Do you have any Bitcoin? We probably need to talk then — the IRS just decided to classify it as “property”, so capital gains taxes now apply (effective immediately). We can help you with it, as it’s important to be smart about your transactions there. Tax software is NOT equipped for this.

Are you carrying student loans? Beware new “forgiveness” schemes. There could be a big ol’ tax bill in your future. Again, software is part of the problem here. I may have more to say on this in the future.

Now, lest we procrastinate further, on to the meat.

Your Friendly Sacramento Tax Preparation Expert on Doing Real Work Through Procrastination
“You can use the fanciest computers to gather the numbers, but in the end you have to set a timetable and act.” – Lee Iacocca

Right now, there are an infinite number of things you could be doing. No matter what you work on, you’re not working on everything else. So the question is not how to avoid procrastination, but how to procrastinate well.

In my view, there are three kinds of procrastination. Depending on what you do instead of working on something, you could work on:
(a) nothing,
(b) something less important, or
(c) something more important.

That last type, I’d say, is good procrastination.

This is the “absent-minded professor” who forgets to shave, or eat, or even perhaps look where he’s going while he’s thinking about some interesting question. His mind is absent from the everyday world because it’s hard at work in another.

That’s the sense in which the most impressive people I know are all procrastinators. They’re type-C procrastinators: they put off working on small stuff to work on big stuff.

What’s “small stuff?” Roughly, work that has zero chance of being mentioned in your obituary. It’s hard to say at the time what will turn out to be your best work (will it be your thesis for your PhD, or that detective thriller you worked on at night?), but there’s a whole class of tasks you can safely rule out: shaving, doing your laundry, cleaning the house, writing thank-you notes–anything that might be called an errand.

Good procrastination is avoiding errands to do real work.

Good in a sense, at least. The people who want you to do the errands won’t think it’s good. But you probably have to annoy them if you want to get any real work done. The mildest-seeming people, if they want to do real work, all have a certain degree of ruthlessness when it comes to avoiding errands.

Some errands, like replying to emails, go away if you ignore them (perhaps taking friends with them). Others, like mowing the lawn, or filing your tax returns, only get worse if you put them off. In principle, it shouldn’t work to put off the second kind of errand. You’re going to have to do whatever it is eventually. Why not (as past-due notices are always saying) do it now?

The reason it pays to put off even those errands is that real work needs two things errands don’t: big chunks of time, and the right mood. If you get inspired by some project, it can be a net win to blow off everything you were supposed to do for the next few days to work on it. Yes, those errands may cost you more time when you finally get around to them. But if you get a lot done during those few days, you will be net more productive.

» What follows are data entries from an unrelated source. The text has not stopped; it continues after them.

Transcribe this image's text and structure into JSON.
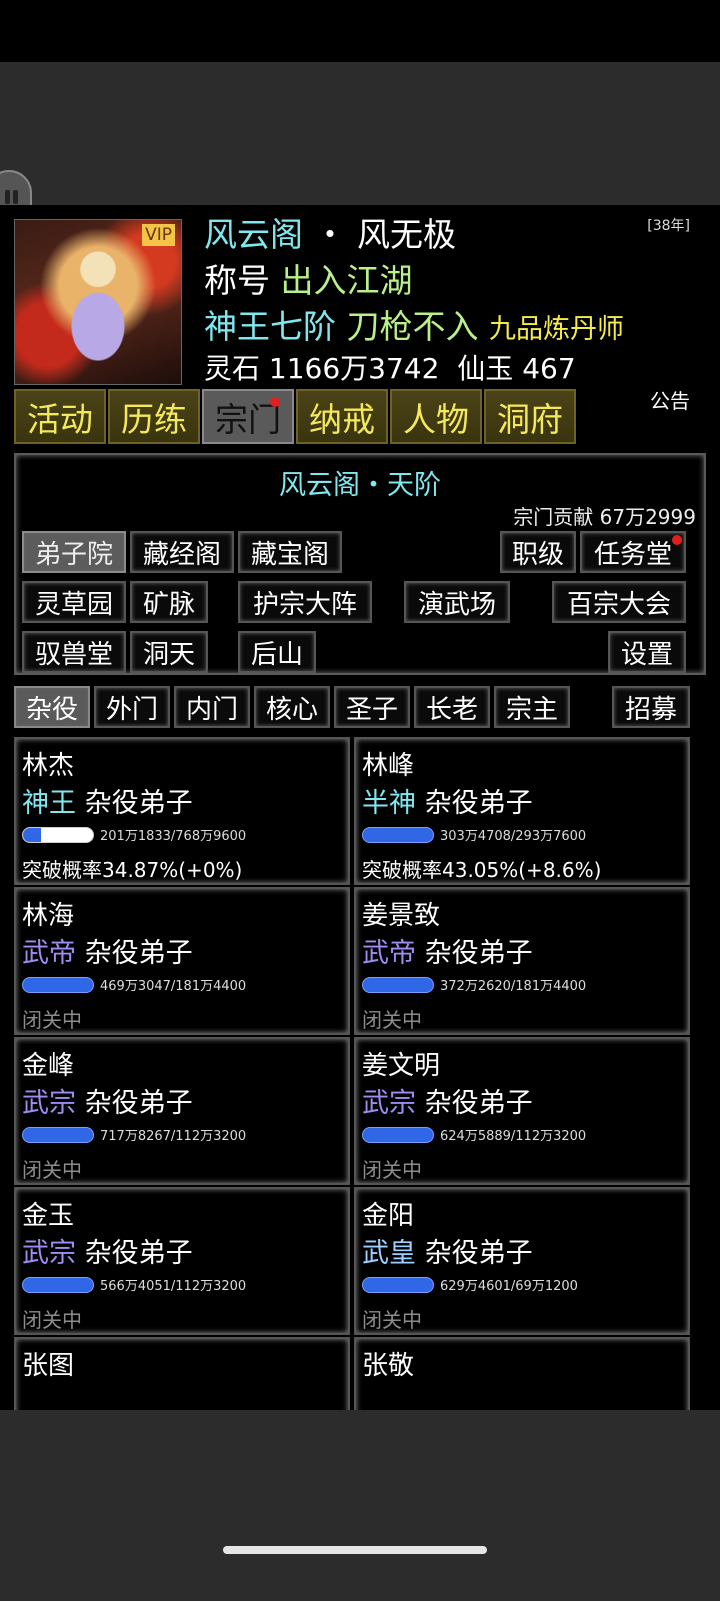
{
  "header": {
    "sect": "风云阁",
    "dot": "・",
    "player": "风无极",
    "title_label": "称号",
    "title_value": "出入江湖",
    "realm": "神王七阶",
    "trait": "刀枪不入",
    "profession": "九品炼丹师",
    "spirit_label": "灵石",
    "spirit_value": "1166万3742",
    "jade_label": "仙玉",
    "jade_value": "467",
    "years": "[38年]",
    "vip": "VIP",
    "notice": "公告"
  },
  "nav_tabs": [
    "活动",
    "历练",
    "宗门",
    "纳戒",
    "人物",
    "洞府"
  ],
  "nav_active": "宗门",
  "panel": {
    "title": "风云阁・天阶",
    "contribution": "宗门贡献 67万2999",
    "buttons": {
      "disciple": "弟子院",
      "scripture": "藏经阁",
      "treasure": "藏宝阁",
      "rank": "职级",
      "mission": "任务堂",
      "herb": "灵草园",
      "mine": "矿脉",
      "formation": "护宗大阵",
      "arena": "演武场",
      "tournament": "百宗大会",
      "beast": "驭兽堂",
      "cave": "洞天",
      "mountain": "后山",
      "settings": "设置"
    }
  },
  "rank_tabs": [
    "杂役",
    "外门",
    "内门",
    "核心",
    "圣子",
    "长老",
    "宗主"
  ],
  "recruit": "招募",
  "disciples": [
    {
      "name": "林杰",
      "realm": "神王",
      "role": "杂役弟子",
      "progress_text": "201万1833/768万9600",
      "progress": 0.26,
      "status": "突破概率34.87%(+0%)"
    },
    {
      "name": "林峰",
      "realm": "半神",
      "role": "杂役弟子",
      "progress_text": "303万4708/293万7600",
      "progress": 1.0,
      "status": "突破概率43.05%(+8.6%)"
    },
    {
      "name": "林海",
      "realm": "武帝",
      "role": "杂役弟子",
      "progress_text": "469万3047/181万4400",
      "progress": 1.0,
      "status": "闭关中"
    },
    {
      "name": "姜景致",
      "realm": "武帝",
      "role": "杂役弟子",
      "progress_text": "372万2620/181万4400",
      "progress": 1.0,
      "status": "闭关中"
    },
    {
      "name": "金峰",
      "realm": "武宗",
      "role": "杂役弟子",
      "progress_text": "717万8267/112万3200",
      "progress": 1.0,
      "status": "闭关中"
    },
    {
      "name": "姜文明",
      "realm": "武宗",
      "role": "杂役弟子",
      "progress_text": "624万5889/112万3200",
      "progress": 1.0,
      "status": "闭关中"
    },
    {
      "name": "金玉",
      "realm": "武宗",
      "role": "杂役弟子",
      "progress_text": "566万4051/112万3200",
      "progress": 1.0,
      "status": "闭关中"
    },
    {
      "name": "金阳",
      "realm": "武皇",
      "role": "杂役弟子",
      "progress_text": "629万4601/69万1200",
      "progress": 1.0,
      "status": "闭关中"
    },
    {
      "name": "张图"
    },
    {
      "name": "张敬"
    }
  ]
}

So here’s where we come in.

Consider us “The Ultimate Procrastination Solution”.

Allow us to take the pain away from these second-level tasks (like getting your return filed) — and you go back to writing that killer novel.


David MacMillan
(916) 438-6964